One of the most fascinating facets of Maltese society is the intellectual dishonesty that dominates daily life and public debate. Disagreements aired in public and private conversations rarely have their roots in ideological differences. Instead it all boils down to political allegiances and personal interest.
The schizophrenic nature of public debate in Malta might leave the odd foreign onlooker perplexed. They surely wonder how people shamelessly change tack according to who is in power, applying an excessively high standard to their political ‘opponents’ while a very low standard is applied to their party.
And no issue or situation is immune to this intellectual dishonesty and incoherence.
Traffic congestion caused by rainstorms? An intellectually honest person would acknowledge that the country’s infrastructure and transport policies are a mess and despite repeated promises and the injection of millions of euros, successive administrations have failed to solve the problem.
Yet, the majority of people either view such criticism as an attack on the party in government, therefore dismissing it as propaganda or view the issue as an opportunity to attack the party in power and turn it into a tool of propaganda that suits their political strategy. Such intellectual dishonesty creates an environment in which it is nigh to impossible to have a nuanced discussion on policies and plans to fix what is clearly broken.
Overdevelopment? An intellectually honest person would acknowledge that given Malta’s size and the importance of land use it would be shear folly to continue building new villas, apartment blocks and petrol stations in ODZ. The construction of huge towers overshadowing residential areas without having policies in place is equally unacceptable for intellectually honest people.
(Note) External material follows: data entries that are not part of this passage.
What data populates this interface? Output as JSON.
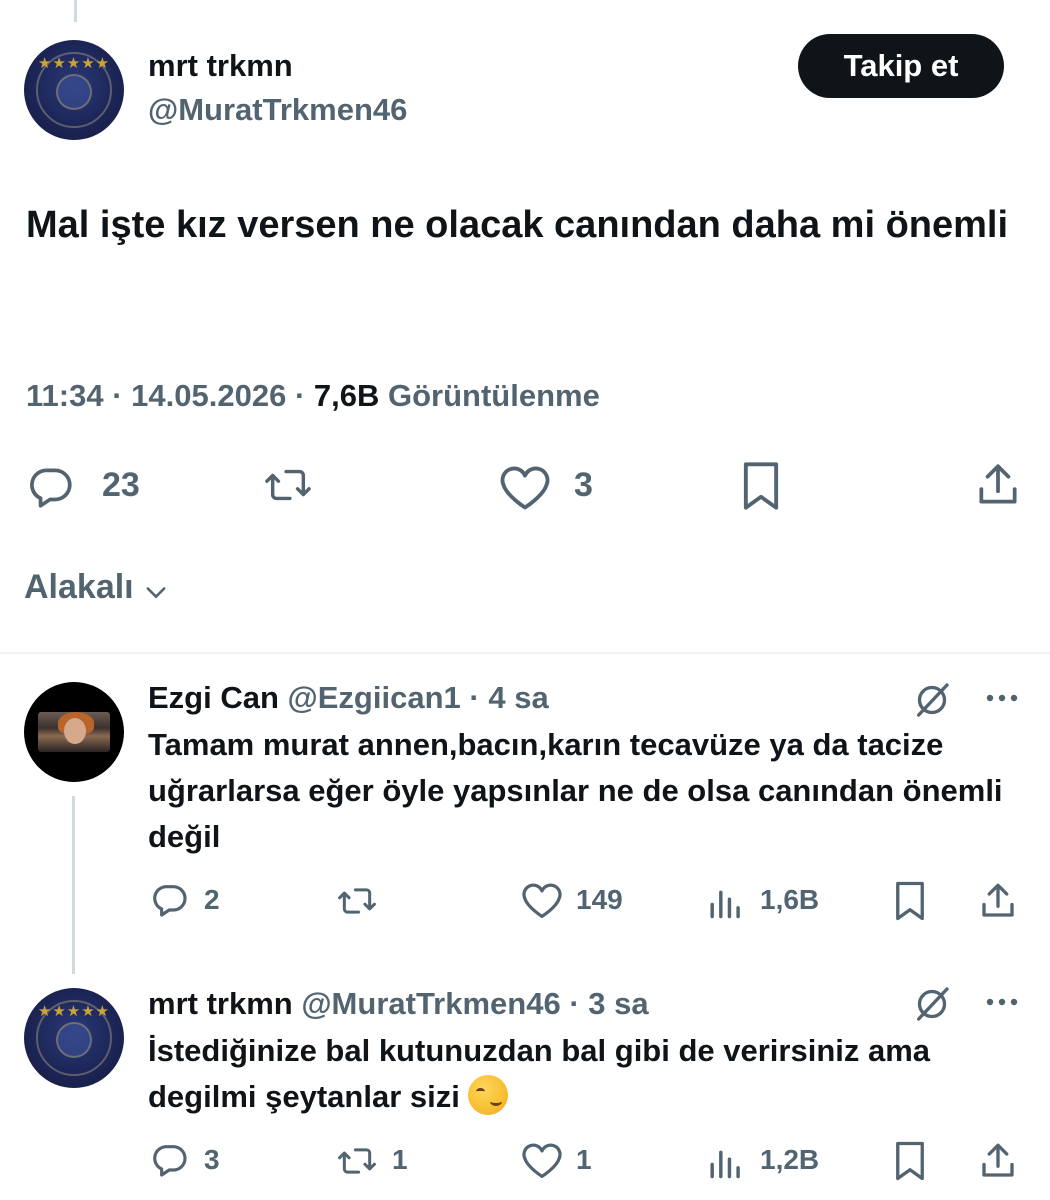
{
  "main_tweet": {
    "author": {
      "name": "mrt trkmn",
      "handle": "@MuratTrkmen46"
    },
    "follow_label": "Takip et",
    "text": "Mal işte kız versen ne olacak canından daha mi önemli",
    "time": "11:34",
    "date": "14.05.2026",
    "views_count": "7,6B",
    "views_label": "Görüntülenme",
    "separator": "·",
    "actions": {
      "replies": "23",
      "likes": "3"
    }
  },
  "sort": {
    "label": "Alakalı"
  },
  "replies": [
    {
      "name": "Ezgi Can",
      "handle": "@Ezgiican1",
      "time": "4 sa",
      "text": "Tamam murat annen,bacın,karın tecavüze ya da tacize uğrarlarsa eğer öyle yapsınlar ne de olsa canından önemli değil",
      "replies": "2",
      "retweets": "",
      "likes": "149",
      "views": "1,6B"
    },
    {
      "name": "mrt trkmn",
      "handle": "@MuratTrkmen46",
      "time": "3 sa",
      "text": "İstediğinize bal kutunuzdan bal gibi de verirsiniz ama degilmi şeytanlar sizi",
      "replies": "3",
      "retweets": "1",
      "likes": "1",
      "views": "1,2B"
    }
  ],
  "icons": {
    "reply": "reply-icon",
    "retweet": "retweet-icon",
    "like": "heart-icon",
    "bookmark": "bookmark-icon",
    "share": "share-icon",
    "views": "views-icon",
    "grok": "grok-icon",
    "more": "more-icon",
    "chevron": "chevron-down-icon",
    "emoji": "smirking-face-emoji"
  },
  "colors": {
    "text": "#0f1419",
    "secondary": "#536471",
    "button_bg": "#0f1419",
    "divider": "#eff3f4",
    "thread_line": "#cfd9de"
  }
}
Yet, very few acknowledge that the building frenzy which has gripped the country for the last 40 or so years is destroying what is left of the countryside and our quality of life. And very few realise that the building spree is not a mere coincidence or the collateral damage of progress but a symptom of the Hadean pact between politics and big business.
The media landscape? An intellectually honest person would tell you that the two major political parties exert excessive influence on the media by owning or controlling the vast majority of TV stations and newspapers.
Yet, the majority of people blindly believe whatever is said or written without questioning anyone or anything. In the process the lines between facts and spin and between reality and perception become so blurred that it becomes impossible to hold a free and educated debate about anything.
The economy? An intellectually honest person would acknowledge that while the economy is growing and money is pouring into the country from abroad, very few are truly benefitting from the boom and low income earners, including foreign workers, struggle to make ends meet. Yet, while government does the bidding of employers, unions and citizens seem unconcerned with the future of an increasingly precarious and exploited workforce. Their unwillingness to rock the boat of economic growth is only nurturing greater inequalities.
Corruption? An intellectually honest person would admit that independent institutions such as the police, FIAU, the MFSA and the Attorney General are compromised and not everyone is treated equally by the law. Yet, most voters seem to be content with the status quo and corruption is seen as an opportunity to fulfil their materialistic goals.
Daphne Caruana Galicia’s murder? An intellectually honest person would be sincerely shocked by the murder of a prominent journalist and acknowledge that she was assassinated for her investigative work. Clearly there is little appetite for justice and many continue to frame the murder in the context of the deep political divisions which run in Maltese society and the controversial role she played in political debate, thus implying that Caruana Galizia was responsible for her own death.
Labour and PN? An intellectually honest person would admit that both mainstream parties not only share the same neoliberal ideology but they also share the spoils of political war. Yet, very few are angered by the complete occupation of the State by the two parties and their disdain for people’s wellbeing and the environment.
As long as the total domination of the state by the two mainstream parties goes unchallenged, democracy will remain an illusion and tribalism will reign supreme.